Assignment | Your answer should consist of the lines in the data below that contain "kicker".
══ Entries provided ══
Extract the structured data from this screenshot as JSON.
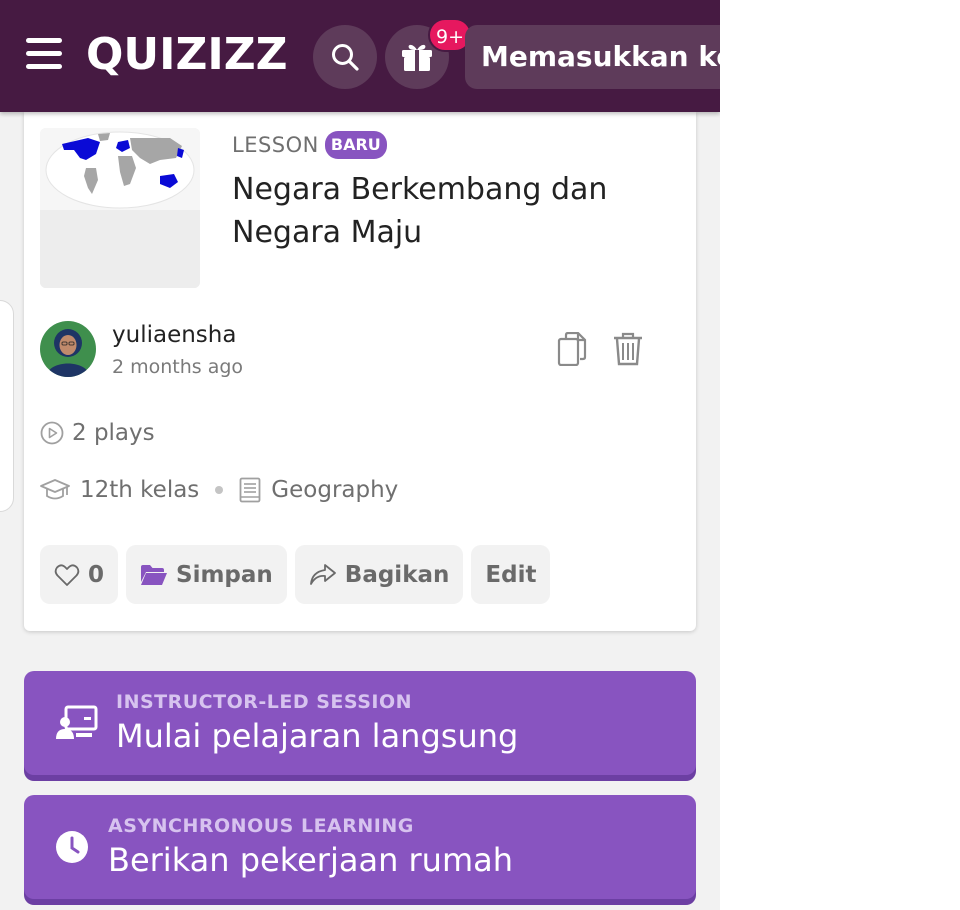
{
  "header": {
    "logo_text": "QUIZIZZ",
    "notification_count": "9+",
    "join_code_placeholder": "Memasukkan kode"
  },
  "lesson": {
    "type_label": "LESSON",
    "badge": "BARU",
    "title": "Negara Berkembang dan Negara Maju",
    "author": "yuliaensha",
    "time_ago": "2 months ago",
    "plays": "2 plays",
    "grade": "12th kelas",
    "subject": "Geography"
  },
  "actions": {
    "likes": "0",
    "save_label": "Simpan",
    "share_label": "Bagikan",
    "edit_label": "Edit"
  },
  "sessions": [
    {
      "kicker": "INSTRUCTOR-LED SESSION",
      "title": "Mulai pelajaran langsung"
    },
    {
      "kicker": "ASYNCHRONOUS LEARNING",
      "title": "Berikan pekerjaan rumah"
    }
  ],
  "colors": {
    "header_bg": "#461a42",
    "accent_purple": "#8854c0",
    "badge_red": "#e6185f"
  },
  "icons": [
    "hamburger-icon",
    "search-icon",
    "gift-icon",
    "copy-icon",
    "trash-icon",
    "play-icon",
    "graduation-cap-icon",
    "book-icon",
    "heart-icon",
    "folder-icon",
    "share-icon",
    "presentation-icon",
    "clock-icon"
  ]
}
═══
Solution |
      "kicker": "INSTRUCTOR-LED SESSION",
      "kicker": "ASYNCHRONOUS LEARNING",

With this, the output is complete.